Convenience stores in Pinellas County that sell glass pipes and bongs could soon be required to post large warning signs on the front of their buildings.
County officials are proposing to add language to an ordinance that already requires stores selling pipes and other items marketed at head shops to keep them out of plain sight. If approved, the new regulation would require these stores to blatantly warn parents with signs saying that drug paraphernalia is for sale.
The sign's exact language is still under discussion, but Tim Burns, the county's director of Justice and Consumer Services, said he is proposing 3-inch lettering. On Tuesday, the County Commission unanimously agreed to hold a public hearing on the proposal. If it's approved, the new rule could be in place by September.
The new regulation is needed because of the increasing popularity of "synthetic marijuana," a term used for a number of drugs that go by K-2, Spice, and other kid-friendly names, Burns said.
While some of these substances have been banned, new ones constantly appear on store shelves as drugmakers try to stay one step ahead of legislation. Once taken, the drugs have been known cause severe hallucinations, vomiting, and seizures.
And like the marijuana they are meant to replace, synthetic drugs are often smoked, prompting stores to offer vast displays of pipes.
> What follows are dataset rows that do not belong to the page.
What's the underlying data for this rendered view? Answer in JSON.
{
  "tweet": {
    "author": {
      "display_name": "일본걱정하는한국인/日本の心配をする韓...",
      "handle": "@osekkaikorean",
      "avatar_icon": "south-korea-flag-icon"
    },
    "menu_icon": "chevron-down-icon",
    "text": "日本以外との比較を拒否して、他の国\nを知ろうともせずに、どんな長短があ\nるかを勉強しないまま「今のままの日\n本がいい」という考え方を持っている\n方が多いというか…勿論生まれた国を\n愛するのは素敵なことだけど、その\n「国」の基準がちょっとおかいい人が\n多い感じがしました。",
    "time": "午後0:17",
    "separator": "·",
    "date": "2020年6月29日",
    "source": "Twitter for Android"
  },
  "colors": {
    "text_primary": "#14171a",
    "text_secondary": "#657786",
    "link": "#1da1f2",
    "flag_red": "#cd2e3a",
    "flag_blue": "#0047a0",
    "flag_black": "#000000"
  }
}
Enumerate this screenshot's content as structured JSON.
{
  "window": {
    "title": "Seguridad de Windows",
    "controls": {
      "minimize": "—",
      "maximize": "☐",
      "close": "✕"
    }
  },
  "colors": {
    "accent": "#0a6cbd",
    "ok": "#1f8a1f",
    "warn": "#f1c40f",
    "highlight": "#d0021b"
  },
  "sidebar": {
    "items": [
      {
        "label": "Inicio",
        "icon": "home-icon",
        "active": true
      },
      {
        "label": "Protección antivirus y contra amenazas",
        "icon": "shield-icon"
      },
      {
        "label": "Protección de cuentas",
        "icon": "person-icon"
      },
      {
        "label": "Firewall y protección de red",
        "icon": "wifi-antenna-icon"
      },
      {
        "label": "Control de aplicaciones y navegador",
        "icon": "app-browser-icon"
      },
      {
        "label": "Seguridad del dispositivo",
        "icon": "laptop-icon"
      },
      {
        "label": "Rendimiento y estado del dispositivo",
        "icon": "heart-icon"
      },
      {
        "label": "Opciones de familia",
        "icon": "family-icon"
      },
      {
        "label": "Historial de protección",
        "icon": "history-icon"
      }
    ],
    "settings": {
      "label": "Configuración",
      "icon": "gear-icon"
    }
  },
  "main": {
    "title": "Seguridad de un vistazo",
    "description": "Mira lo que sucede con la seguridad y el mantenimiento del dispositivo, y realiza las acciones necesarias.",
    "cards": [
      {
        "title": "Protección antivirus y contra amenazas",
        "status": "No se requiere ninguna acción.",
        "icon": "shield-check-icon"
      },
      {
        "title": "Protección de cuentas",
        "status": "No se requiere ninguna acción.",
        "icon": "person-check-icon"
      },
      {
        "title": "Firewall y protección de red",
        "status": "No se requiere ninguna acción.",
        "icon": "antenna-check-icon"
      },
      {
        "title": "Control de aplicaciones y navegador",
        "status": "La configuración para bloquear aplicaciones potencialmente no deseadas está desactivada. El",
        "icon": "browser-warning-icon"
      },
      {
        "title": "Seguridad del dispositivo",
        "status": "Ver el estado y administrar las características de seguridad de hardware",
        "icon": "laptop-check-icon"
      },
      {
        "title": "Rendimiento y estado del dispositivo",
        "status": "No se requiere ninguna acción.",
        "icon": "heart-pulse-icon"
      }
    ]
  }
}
"You now have a significant number of convenience stores that are starting to look more like head shops," Burns said.
Officials are also hoping that the signs will force businesses to choose between their teenage customers and their appearance of being family-friendly.
The county is also working on new regulations that would limit the sale of synthetic drugs, Burns said.
One drug of particular concern is a narcotic called kratom that appears in stores in pill-form and is made from the leaves of a tropical plant. Burns said he is worried that people who are already abusing prescription drugs could turn to kratom instead.
Anna M. Phillips can be reached at firstname.lastname@example.org or (727) 893-8779.